The Vicar of Wakefield is a novel by Irish writer Oliver Goldsmith. It was written in 1761 and 1762, and published in 1766, and was one of the most popular and widely read 18th-century novels among Victorians. The novel is mentioned in George Eliot's Middlemarch, Jane Austen's Emma, Charles Dickens' A Tale of Two Cities and David Copperfield, Mary Shelley's Frankenstein, Sarah Grand's The Heavenly Twins, Charlotte Brontë's The Professor and Villette, Louisa May Alcott's Little Women and in Johann Wolfgang von Goethe's The Sorrows of Young Werther, as well as his Dichtung und WahrheitThat's pretty heady company when it comes to fellow readers. I think in my next story, I should have character who reads The Vicar of Wakefield.
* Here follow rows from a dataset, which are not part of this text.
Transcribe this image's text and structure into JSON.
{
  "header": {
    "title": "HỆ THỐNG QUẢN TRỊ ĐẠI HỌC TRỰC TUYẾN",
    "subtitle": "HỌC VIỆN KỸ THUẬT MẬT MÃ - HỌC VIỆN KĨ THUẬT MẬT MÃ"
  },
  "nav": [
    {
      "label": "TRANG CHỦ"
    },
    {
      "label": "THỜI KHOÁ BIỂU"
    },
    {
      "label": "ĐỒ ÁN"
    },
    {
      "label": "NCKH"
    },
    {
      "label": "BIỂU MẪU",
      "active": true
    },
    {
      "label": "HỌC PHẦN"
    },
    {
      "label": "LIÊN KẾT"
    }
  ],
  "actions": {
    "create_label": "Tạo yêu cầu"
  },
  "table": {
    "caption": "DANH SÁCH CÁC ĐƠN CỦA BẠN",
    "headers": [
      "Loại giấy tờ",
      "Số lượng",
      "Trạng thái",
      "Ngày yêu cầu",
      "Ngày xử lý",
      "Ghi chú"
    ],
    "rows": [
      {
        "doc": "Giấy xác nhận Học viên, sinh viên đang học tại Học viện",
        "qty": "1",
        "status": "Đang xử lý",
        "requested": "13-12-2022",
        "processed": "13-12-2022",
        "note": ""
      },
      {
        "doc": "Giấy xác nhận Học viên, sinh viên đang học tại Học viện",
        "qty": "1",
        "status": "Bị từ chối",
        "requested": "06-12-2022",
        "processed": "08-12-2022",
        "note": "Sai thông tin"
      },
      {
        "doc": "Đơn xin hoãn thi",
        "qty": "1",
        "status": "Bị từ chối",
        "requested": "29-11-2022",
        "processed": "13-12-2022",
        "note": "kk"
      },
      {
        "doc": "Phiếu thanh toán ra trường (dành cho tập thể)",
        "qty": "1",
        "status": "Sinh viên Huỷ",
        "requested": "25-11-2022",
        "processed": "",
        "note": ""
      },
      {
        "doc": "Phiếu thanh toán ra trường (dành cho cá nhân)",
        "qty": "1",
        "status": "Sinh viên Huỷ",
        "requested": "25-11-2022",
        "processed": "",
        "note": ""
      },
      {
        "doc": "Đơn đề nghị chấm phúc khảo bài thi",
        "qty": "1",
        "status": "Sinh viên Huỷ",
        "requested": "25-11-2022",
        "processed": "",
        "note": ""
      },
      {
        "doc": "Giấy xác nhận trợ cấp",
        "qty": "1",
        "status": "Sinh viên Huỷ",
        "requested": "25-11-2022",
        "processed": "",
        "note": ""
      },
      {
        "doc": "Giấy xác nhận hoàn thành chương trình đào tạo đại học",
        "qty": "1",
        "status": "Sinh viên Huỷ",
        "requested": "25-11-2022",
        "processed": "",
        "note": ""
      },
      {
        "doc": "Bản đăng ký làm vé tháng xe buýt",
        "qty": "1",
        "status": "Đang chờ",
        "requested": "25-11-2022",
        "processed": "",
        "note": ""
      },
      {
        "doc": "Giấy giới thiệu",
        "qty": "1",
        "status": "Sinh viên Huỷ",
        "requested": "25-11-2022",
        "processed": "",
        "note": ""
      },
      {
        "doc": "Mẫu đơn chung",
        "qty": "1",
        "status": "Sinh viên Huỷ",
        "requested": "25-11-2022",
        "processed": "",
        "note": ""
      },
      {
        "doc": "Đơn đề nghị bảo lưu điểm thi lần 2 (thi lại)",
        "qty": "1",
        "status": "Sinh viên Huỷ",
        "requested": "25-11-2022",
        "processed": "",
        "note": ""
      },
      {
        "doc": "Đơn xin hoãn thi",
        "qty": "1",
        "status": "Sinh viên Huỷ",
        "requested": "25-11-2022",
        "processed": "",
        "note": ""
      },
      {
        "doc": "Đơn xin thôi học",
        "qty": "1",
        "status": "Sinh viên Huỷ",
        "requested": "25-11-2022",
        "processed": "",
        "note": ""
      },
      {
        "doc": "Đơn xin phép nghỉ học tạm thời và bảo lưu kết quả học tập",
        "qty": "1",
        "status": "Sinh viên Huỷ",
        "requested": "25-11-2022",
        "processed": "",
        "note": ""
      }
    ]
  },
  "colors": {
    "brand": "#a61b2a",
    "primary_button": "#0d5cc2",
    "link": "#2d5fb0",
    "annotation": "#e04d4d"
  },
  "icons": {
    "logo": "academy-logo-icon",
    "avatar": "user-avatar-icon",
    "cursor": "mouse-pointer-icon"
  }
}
FYI, I couldn't find more than one movie version of the book, and it was made in 1917. This does surprise me a bit because there's actually some pretty good plot and characters to draw upon, but then you have to deal with duller-than-dishwater Dr. Primrose, and the pitch falls on its face. Better to do another version of Tom Jones than to tackle the Vicar. At least Tom is interesting.
Can I recommend The Vicar of Wakefield? If you are interested in the history of the novel and want to read what Jane Austen and Emma Woodhouse, as well as Louisa May Alcott and Jo March read, by all means, read on. If you want a riveting tale and a main character you can relate to, I would suggest you give it a pass.
Final note...this post was more fun to write than The Vicar of Wakefield was to read.
Wednesday, October 23, 2013
In When Christ and His Saints Slept, the newest addition to her highly acclaimed novels of the middle ages, and the first of a trilogy that will tell the story of Henry II and Eleanor of Aquitaine, master storyteller and historian Sharon Kay Penman illuminates one of the less-known but fascinating periods of English history. It begins with the death of King Henry I, son of William the Conqueror and father of Maude, his only living legitimate offspring.